The European chestnut, in Italy more commonly called chestnut, is a tree belonging to the Fagaceae family and to the Castanea genus, of which it is the only native present in Europe. In recent decades, Japanese chestnut (Castanea crenata) has often been introduced for phytopathological reasons. The fruit has been used since ancient times, as has been said, for the production of chestnut flour. This use has a marginal and limited importance to the production of typical sweets, such as chestnut cake and Panmorone
- Vase: 22cm, Height: 150/170cm

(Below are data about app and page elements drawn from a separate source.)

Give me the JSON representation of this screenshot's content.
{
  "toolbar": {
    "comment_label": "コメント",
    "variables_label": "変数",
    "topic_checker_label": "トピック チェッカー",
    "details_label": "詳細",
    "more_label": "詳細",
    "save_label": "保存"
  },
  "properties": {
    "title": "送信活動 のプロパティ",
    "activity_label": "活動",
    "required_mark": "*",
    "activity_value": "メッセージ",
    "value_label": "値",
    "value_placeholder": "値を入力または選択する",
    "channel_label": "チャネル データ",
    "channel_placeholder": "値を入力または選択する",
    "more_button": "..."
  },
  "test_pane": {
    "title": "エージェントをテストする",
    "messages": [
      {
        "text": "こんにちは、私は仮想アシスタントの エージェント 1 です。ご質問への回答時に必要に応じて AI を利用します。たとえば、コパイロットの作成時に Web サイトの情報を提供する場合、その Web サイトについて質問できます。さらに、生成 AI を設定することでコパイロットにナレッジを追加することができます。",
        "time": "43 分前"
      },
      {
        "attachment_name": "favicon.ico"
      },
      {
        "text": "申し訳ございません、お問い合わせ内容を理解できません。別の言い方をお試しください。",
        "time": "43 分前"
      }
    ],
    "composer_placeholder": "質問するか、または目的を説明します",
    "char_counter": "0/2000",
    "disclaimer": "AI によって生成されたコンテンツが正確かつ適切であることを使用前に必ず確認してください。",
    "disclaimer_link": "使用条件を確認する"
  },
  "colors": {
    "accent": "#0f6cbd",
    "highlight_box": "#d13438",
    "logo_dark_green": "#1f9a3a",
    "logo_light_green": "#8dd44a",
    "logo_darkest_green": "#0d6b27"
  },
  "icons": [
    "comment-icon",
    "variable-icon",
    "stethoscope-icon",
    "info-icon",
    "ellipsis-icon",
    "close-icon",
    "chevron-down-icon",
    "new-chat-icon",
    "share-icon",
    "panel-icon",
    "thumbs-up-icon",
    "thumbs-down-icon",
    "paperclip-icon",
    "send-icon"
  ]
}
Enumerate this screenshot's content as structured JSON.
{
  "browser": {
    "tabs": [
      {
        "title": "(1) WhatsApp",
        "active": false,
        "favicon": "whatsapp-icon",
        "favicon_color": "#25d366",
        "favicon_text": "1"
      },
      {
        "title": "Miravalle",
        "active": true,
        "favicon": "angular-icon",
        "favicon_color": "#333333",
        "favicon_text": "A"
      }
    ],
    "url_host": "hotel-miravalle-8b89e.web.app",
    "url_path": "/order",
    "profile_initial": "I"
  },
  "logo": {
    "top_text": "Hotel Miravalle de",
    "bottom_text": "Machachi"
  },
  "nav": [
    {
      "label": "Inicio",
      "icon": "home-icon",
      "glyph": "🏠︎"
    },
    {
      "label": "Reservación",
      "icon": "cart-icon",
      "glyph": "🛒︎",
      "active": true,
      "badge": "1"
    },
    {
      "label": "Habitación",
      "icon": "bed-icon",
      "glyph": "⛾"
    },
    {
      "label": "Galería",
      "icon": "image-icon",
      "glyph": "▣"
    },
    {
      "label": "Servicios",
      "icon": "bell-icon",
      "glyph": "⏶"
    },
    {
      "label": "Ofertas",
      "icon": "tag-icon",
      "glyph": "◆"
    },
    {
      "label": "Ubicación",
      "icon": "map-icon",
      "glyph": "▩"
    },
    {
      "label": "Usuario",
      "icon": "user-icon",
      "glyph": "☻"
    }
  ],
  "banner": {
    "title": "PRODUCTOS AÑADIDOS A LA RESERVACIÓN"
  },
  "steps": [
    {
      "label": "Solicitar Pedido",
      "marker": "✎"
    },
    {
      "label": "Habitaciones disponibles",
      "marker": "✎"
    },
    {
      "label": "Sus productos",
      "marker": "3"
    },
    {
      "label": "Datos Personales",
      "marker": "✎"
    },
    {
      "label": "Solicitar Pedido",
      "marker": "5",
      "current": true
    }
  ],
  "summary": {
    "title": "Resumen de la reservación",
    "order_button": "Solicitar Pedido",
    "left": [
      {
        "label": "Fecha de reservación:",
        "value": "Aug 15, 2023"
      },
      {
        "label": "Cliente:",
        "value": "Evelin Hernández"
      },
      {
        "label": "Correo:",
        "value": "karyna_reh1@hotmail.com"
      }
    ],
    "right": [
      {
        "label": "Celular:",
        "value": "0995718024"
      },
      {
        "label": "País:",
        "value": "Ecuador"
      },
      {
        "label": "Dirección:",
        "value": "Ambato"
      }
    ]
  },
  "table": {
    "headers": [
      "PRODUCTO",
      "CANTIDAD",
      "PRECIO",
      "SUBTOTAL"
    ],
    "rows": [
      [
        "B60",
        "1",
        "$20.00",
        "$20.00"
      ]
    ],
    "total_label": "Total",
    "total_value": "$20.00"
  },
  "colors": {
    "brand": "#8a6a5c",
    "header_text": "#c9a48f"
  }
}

The chestnut is an arboreal plant, with expanded and rounded crown and variable height, from 10 to 30 meters. Chestnut is a heliophilous, deciduous and deciduous species. Chestnut trees are very long-lived trees, they can become multimillennial. Flowering occurs in June and fruiting in September-October depending on the variety. Under normal conditions it develops a large columnar stem, with smooth, shiny, brownish-gray bark. The bark of the branches is white in color and is sprinkled with transverse lenticels. Over the years, the bark cracks longitudinally. The leaves are alternate, provided with a short petiole and, at the base of this, with two oblong stipules. The blade is large, even up to 20-22 cm long and up to 10 cm wide, lanceolate in shape, sharp at the apex and serrated in the margin, with sharp teeth and regularly displaced. The young leaves are tomentose, but when fully developed they are hairless, shiny and leathery in consistency. The flowers are unisexual, present on the same plant. The male flowers are gathered in small glomeruli which in turn form erect catkins, 5–15 cm long, emitted at the axil of the leaves.
Cultivation and Care :
The chestnut tree is a slow-growing plant that goes into production late, from the fifth to the sixth year after planting or grafting, however it is a very long-lived plant that can live for over a thousand years. well in the plains because it does not like hot and dry summers and prefers a not too harsh climate. This plant is sensitive to spring frosts especially in the juvenile phase. Its cultivation without the use of irrigation requires that the rains are spread over several months and not concentrated in a single season with an average of not less than 700 mm per year. It prefers fresh, well-drained, deep, fertile and gifted soil of organic matter